Archive for April 29th, 2009

Blogging for World Hunger

Wednesday, April 29th, 2009

Today is an unusual day in the blogosphere. Bloggers all over the world are uniting to bring attention to world hunger and to ask readers to help. I write this blog mostly for my own entertainment, and hopefully if you read it, it entertains you, too. But I’m thrilled to have a chance to use what I write to help others.

Like most people, I worry about hunger in the world. I wish I could do something to change it. And I feel helpless. The problem is so large, and I do well to feed my family. What can I do about it? Money sent to organizations mostly gets used for their overhead expenses. When food aid actually does reach some countries, it gets confiscated for their armies. How can you know that help is getting to those who need it so desperately?

Still, I feel that I have to do something. Once, when my daughter was an infant, I had tried to feed her before leaving my mom’s house to drive home, a trip of about twenty minutes. She was fussy and wouldn’t eat. Five minutes after we left, she began to cry and suck on her fists, demanding her dinner. The pacifier didn’t help. Talking didn’t distract her. Her brother patted her head but she yelled louder. I knew I’d be home soon if she could just wait, but her wails began to sound pitiful and desperate, and my heart was breaking. Finally I could stand it no longer and I pulled the car into a parking lot, took her from her seat and nursed her until she was happy enough to finish the drive home. I cried the entire time, because she had sounded so needy, and suddenly I was overwhelmed with knowledge of how a third world mother feels when her baby cries and she has nothing to feed it. When she’s gone so long without food herself that her body no longer provides even a little milk.
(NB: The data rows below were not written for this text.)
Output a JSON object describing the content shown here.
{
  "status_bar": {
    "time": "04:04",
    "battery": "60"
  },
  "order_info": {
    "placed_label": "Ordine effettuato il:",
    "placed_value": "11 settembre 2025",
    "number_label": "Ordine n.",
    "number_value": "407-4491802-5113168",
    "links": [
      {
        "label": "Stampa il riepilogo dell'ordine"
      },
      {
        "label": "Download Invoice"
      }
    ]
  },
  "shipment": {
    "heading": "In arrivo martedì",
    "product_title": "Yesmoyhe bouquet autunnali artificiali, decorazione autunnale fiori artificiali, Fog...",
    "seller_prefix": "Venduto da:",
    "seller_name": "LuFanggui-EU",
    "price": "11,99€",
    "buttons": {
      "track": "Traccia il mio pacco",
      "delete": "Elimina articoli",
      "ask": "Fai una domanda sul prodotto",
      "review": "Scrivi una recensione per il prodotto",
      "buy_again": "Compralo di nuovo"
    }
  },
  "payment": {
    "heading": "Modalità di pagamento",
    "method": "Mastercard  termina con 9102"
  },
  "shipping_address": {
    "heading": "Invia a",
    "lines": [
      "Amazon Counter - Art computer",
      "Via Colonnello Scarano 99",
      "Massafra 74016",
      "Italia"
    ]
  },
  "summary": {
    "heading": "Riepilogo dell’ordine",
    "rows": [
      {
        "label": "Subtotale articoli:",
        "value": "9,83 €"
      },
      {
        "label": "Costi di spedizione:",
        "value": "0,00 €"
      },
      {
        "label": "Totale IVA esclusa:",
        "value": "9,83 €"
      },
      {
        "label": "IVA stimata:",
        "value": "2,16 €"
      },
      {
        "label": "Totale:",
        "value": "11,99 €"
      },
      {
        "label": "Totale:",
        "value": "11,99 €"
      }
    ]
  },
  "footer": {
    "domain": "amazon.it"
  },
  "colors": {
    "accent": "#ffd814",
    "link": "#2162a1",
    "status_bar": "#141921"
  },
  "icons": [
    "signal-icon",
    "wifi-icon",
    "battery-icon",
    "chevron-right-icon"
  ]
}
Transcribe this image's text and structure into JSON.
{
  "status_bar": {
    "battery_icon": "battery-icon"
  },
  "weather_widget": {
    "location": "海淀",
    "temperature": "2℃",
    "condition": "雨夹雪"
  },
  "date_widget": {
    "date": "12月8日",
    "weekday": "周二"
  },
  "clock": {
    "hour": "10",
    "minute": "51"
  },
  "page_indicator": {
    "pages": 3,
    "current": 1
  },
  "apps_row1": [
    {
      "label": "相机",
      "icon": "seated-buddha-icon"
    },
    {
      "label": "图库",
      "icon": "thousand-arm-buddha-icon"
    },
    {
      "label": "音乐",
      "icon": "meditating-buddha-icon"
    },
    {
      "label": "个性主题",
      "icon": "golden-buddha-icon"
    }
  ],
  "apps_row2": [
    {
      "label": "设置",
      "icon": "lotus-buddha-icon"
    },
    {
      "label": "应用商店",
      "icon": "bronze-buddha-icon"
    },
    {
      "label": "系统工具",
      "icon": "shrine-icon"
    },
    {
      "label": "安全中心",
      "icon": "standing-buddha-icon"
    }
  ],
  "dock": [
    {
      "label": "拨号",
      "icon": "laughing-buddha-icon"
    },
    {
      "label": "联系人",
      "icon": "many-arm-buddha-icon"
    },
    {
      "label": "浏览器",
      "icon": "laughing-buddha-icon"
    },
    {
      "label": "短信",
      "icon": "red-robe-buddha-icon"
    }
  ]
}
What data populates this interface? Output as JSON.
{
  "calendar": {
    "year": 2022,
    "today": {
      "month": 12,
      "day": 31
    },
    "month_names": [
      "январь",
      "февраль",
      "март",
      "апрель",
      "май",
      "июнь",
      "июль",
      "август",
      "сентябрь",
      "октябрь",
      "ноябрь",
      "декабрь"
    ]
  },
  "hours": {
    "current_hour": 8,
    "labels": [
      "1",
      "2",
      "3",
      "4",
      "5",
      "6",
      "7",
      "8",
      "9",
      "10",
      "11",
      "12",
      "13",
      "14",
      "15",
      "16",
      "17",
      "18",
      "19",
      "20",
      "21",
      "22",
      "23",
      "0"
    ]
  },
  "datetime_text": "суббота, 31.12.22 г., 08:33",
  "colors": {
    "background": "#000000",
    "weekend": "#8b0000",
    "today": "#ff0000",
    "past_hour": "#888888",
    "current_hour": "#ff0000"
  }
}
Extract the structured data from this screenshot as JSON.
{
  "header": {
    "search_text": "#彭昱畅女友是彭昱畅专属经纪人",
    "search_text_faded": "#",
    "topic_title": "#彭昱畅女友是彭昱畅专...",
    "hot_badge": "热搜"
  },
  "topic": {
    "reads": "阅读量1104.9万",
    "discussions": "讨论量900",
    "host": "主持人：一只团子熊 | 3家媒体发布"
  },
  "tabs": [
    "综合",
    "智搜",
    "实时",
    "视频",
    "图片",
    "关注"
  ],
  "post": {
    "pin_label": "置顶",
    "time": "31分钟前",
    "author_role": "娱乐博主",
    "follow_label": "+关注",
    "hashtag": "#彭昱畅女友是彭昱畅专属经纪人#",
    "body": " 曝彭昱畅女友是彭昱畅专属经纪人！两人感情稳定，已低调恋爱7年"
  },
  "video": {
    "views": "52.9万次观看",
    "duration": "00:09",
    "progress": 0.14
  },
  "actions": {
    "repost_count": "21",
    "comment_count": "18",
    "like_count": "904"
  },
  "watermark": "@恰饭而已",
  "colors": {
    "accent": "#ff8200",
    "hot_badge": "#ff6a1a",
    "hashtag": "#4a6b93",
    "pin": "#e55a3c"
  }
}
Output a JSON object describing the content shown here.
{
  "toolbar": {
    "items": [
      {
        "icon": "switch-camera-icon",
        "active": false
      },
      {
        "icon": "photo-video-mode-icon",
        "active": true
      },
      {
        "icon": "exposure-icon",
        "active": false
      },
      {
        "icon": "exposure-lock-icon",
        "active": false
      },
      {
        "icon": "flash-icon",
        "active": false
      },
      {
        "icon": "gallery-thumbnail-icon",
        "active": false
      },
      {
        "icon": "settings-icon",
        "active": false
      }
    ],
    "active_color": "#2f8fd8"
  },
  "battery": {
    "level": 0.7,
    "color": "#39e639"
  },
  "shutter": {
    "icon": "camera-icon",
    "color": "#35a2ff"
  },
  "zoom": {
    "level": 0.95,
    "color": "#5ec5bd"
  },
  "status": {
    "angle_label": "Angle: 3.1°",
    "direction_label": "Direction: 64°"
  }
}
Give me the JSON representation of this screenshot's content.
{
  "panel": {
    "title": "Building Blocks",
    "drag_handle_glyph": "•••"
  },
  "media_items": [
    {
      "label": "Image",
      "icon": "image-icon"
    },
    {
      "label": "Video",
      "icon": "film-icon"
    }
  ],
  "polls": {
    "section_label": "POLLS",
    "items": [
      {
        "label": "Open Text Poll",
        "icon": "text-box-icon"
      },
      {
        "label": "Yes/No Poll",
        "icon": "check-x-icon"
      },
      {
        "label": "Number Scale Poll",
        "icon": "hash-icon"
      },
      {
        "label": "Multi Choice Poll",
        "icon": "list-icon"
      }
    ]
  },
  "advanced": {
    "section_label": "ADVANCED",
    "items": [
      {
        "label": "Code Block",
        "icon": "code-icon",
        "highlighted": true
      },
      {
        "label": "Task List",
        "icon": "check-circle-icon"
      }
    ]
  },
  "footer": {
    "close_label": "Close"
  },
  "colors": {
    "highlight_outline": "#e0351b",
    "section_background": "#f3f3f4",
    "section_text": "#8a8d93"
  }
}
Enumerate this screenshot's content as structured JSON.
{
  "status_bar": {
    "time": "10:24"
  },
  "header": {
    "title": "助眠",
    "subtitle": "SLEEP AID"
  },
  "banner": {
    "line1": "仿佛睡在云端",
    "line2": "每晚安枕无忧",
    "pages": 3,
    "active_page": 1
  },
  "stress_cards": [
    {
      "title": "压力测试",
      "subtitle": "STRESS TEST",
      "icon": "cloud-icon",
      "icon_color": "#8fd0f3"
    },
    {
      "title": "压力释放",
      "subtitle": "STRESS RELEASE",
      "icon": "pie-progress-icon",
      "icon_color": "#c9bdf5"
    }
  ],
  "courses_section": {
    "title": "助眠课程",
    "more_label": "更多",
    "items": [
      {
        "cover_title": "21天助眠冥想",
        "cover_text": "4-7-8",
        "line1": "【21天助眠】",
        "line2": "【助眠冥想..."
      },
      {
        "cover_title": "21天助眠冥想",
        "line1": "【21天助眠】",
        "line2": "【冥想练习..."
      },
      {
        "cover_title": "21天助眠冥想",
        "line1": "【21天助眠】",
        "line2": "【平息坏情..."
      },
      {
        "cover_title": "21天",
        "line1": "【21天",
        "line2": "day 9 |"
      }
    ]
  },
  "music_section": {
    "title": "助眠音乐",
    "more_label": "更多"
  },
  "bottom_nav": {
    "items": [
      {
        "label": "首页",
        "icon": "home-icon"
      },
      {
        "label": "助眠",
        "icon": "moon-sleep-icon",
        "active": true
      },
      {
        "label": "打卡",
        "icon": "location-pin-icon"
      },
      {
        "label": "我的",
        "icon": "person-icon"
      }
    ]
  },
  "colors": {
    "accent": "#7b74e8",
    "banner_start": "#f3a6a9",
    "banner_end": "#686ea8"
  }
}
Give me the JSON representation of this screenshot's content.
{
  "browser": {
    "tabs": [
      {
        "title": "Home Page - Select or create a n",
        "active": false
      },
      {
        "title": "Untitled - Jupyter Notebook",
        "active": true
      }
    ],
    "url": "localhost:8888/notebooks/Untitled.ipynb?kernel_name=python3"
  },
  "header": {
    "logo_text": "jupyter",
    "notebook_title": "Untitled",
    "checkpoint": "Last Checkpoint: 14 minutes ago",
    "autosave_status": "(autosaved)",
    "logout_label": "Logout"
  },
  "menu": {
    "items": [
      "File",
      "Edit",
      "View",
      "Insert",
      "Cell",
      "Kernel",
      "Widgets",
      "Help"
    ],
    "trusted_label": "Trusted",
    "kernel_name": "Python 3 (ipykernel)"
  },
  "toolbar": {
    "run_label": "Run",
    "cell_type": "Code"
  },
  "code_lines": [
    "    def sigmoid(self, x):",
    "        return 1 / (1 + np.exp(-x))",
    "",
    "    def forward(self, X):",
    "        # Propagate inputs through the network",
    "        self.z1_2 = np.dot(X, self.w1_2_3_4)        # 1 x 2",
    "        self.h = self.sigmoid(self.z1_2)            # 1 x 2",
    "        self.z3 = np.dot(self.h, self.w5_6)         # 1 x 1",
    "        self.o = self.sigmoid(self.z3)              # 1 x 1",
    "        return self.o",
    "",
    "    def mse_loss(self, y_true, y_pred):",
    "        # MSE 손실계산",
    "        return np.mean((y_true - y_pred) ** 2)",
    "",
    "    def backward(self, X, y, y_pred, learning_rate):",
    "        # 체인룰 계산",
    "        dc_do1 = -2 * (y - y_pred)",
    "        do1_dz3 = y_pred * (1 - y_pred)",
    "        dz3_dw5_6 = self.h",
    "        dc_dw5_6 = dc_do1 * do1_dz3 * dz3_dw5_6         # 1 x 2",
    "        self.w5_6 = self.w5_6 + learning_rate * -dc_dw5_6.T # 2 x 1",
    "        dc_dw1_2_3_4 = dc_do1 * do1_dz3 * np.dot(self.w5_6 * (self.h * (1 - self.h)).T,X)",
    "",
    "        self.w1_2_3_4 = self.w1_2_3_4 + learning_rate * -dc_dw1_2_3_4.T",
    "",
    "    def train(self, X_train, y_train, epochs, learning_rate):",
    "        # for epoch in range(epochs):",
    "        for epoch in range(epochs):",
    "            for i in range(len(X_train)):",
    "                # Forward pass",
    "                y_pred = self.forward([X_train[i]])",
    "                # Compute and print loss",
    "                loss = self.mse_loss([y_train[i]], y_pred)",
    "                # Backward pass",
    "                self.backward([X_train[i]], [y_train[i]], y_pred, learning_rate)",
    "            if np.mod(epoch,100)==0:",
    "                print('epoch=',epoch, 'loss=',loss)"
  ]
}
When she has to listen to her child crying out in pain and there is nothing she can do to stop it. I could stop my daughter’s cries. Even if I had kept driving, she’d have only been hungry for a few more minutes. I was unable to endure even those few minutes. What if I’d had nothing to give her? What if that third world mother was me?

I don’t know how to solve the problem of hunger in the world, but I think if each of us tried to help one family, progress could be made. We can’t always know that we’ve chosen the right charity, but that’s no excuse to do nothing. One group I really like is Heifer International (www.heifer.org .). The organization, which provides domestic animals to families, does more than feed people. It’s the “teach a man to fish” idea in practice. The animals provide meat for families, but they also provide labor, fertilizer, and offspring to perpetuate the gift. A family with a cow can make cheese or sell milk and butter. A family who receives chickens can sell eggs, those with sheep can spin wool. The gift can provide food, a living, and dignity for the family who receives it, along with the joy of giving as they pass along offspring to their neighbors.

I’m not saying that everyone should jump on the Heifer International band wagon, though it’s a pretty good one. There are many organizations and charities out there that do more than just ship bags of rice around the world. It only takes a minute to google them, see if what they do fits your needs, and to start doing something instead of making excuses for what you can’t do. At least we can try.